While we don’t knock the advances that have been made from a policy and implementation point of view, what we see is that there is still too much lip service being paid to Local Content with most projects being awarded to indigenous players who then have foreign partners prosecute the project on their behalf. For us, this is not local content. There must be a focused redefinition and commitment to Local Content whereby we are seeking more to create knowledge and growth opportunities for indigenous corporations who get a chance to locally source the resources, fabricate/manufacture where need be, and provide top level services directly to the end users.
These corporations would deepen their knowledge base and technical know-how, drive corporate growth and make meaningful contribution to the economy of our nation. The Nigerian Local Content Monitoring Board needs to work with government and the private sector to drive huge investments in manpower training, development and skills acquisition to support in particular the oil and gas, and Energy sectors. There are many laudable initiatives under the Gas Master Plan and Power Sector reform but what is lacking is an appropriate and concerted focus on developing the local skills that will sustain the sector and ensure full transfer of technology to indigenous firms. To achieve these, there has to be a level playing ground and true commitment to the objectives of the Local Content policy.
Can we actually know the quantity of gas you sell or utilize in a year?
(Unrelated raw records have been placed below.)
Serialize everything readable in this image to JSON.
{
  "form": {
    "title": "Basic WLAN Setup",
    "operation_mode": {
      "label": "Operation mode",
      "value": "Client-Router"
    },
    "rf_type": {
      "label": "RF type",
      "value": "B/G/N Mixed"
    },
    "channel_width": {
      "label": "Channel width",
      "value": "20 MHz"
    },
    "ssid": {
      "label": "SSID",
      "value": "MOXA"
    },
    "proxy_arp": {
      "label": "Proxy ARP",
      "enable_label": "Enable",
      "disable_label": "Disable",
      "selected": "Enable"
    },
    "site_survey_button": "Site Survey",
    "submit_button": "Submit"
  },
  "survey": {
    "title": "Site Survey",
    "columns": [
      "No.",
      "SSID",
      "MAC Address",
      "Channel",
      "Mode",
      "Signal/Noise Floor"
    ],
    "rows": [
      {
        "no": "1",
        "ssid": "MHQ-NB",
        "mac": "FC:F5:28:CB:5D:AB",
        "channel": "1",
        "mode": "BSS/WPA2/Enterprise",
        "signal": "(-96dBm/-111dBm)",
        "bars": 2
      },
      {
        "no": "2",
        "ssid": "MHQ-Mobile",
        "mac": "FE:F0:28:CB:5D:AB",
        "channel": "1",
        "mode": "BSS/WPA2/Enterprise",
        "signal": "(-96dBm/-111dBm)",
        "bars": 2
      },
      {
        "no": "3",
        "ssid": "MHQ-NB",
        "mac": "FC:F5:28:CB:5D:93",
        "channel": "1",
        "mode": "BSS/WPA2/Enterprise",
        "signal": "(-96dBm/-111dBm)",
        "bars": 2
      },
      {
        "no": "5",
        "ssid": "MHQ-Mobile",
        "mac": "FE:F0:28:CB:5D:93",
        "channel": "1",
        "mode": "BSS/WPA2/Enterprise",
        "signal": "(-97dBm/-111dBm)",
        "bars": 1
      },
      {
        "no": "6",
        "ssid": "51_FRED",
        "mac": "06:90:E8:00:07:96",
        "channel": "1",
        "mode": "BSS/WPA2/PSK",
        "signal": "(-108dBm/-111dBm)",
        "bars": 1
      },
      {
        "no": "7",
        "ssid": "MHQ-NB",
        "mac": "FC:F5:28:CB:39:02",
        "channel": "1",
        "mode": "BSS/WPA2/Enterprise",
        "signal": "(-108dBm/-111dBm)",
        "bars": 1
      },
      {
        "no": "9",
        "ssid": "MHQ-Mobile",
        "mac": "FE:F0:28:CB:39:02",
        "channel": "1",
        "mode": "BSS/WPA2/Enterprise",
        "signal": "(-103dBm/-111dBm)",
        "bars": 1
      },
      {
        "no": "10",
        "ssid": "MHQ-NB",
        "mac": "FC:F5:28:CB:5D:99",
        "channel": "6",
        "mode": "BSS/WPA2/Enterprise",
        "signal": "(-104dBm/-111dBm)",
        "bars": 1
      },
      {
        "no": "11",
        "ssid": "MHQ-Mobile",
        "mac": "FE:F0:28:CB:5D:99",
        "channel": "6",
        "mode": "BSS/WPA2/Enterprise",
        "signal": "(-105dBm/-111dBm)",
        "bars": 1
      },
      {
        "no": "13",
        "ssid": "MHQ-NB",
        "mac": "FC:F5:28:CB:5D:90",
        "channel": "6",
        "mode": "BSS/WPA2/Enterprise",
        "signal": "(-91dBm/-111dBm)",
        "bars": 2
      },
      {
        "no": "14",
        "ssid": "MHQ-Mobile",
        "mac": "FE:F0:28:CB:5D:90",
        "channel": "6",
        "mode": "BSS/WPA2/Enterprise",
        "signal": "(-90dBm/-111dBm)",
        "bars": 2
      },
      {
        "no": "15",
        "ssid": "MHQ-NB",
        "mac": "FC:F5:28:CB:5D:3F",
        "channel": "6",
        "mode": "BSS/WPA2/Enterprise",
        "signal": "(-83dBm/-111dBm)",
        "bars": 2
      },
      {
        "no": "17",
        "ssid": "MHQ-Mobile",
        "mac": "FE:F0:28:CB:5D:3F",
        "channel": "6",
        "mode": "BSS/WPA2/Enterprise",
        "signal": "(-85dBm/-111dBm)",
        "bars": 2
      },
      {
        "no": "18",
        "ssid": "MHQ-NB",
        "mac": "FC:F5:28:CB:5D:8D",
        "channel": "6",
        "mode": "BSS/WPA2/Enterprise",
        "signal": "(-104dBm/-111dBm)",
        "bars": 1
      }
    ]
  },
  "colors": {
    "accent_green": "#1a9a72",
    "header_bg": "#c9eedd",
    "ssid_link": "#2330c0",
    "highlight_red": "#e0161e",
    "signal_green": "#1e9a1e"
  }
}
Right now, we supply between 10-12.5 Million Standard Cubic Feet (MMscf) per day although our current City Gate Station supply capacity is 25 MMScf per day. The constraint on the four-inch pipeline has actually limited our potential to deliver at capacity. A lot of customers who are now operating below their optimal capacity had to step back on their expansion plans because the gas volume and pressure has been very low for about a year plus. The frequent cases of vadalizations on the main supply line from the Niger Delta in the last couple of years also did not help issues. As we commission our 12 inch expansion project, our gas supply volume should be increased by 50 per cent in the near term.
What is the future outlook for Falcon?
Falcon’s strategic growth initiatives are robust and we look into the future with so much optimism. We would continuously seek opportunities were they exist. One of our core objectives is to remain the local distribution company of choice meeting and contributing to the nation’s energy need. Falcon is assiduously forging towards an entry into upstream Gas supply side, while working to deploy other innovative delivery alternatives in downstream Gas – including the deployment of mini-LNG plants, Compressed Natural Gas technology, and replication of our distribution franchise to other areas of Nigeria.
We are expanding our EPC competencies through the acquisition of additional highly specialized technical equipment and more technical skills training. Our end objective is to become a major player in the upstream sector of Nigeria’s Oil and Gas industry. As a group, we have evolved into a full business conglomerate with strength and competencies in providing services in not just EPC and Gas distribution, but also in the Energy and Real Estate sectors of the economy. We would continuously create value, contributing further to local skills and technological development through strategic partnerships. A critical element of Falcon’s future expansion drive is our upcoming Private Placement, and 3year target to take the company public.
Culled from: http://businessdayonline.com/2014/10/nigeria-will-not-get-the-full-benefits-of-gas-without-investment/